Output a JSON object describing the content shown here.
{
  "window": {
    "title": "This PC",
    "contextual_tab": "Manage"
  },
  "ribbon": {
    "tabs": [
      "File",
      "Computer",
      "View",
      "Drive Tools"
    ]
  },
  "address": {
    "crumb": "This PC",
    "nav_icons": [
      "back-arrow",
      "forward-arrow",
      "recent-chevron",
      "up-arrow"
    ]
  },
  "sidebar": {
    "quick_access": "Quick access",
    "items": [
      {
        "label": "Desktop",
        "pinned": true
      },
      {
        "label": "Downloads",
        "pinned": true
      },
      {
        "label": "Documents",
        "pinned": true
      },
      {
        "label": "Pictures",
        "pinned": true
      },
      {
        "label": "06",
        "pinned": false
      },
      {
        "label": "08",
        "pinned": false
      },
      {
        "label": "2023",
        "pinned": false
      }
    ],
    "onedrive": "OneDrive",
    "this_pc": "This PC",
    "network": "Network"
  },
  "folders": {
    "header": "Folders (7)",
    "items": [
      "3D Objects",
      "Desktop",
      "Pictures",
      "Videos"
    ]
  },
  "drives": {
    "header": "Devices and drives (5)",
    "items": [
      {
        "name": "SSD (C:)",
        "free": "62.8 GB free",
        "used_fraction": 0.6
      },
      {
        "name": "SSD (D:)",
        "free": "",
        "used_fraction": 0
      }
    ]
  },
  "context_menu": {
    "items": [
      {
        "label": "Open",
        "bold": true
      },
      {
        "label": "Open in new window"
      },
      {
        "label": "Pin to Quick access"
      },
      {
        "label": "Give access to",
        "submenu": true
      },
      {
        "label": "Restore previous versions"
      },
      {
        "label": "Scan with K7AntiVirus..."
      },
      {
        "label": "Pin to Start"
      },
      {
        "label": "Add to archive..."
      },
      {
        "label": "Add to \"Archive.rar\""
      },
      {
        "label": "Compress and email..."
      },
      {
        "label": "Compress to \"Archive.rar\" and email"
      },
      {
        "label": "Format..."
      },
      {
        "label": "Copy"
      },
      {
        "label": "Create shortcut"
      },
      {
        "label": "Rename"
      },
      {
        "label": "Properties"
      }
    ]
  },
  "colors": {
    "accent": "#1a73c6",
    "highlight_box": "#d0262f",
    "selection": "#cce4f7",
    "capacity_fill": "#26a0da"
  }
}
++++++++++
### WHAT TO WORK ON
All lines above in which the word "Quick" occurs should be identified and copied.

### RESPONSE FOR THIS EXERCISE
    "quick_access": "Quick access",
        "label": "Pin to Quick access"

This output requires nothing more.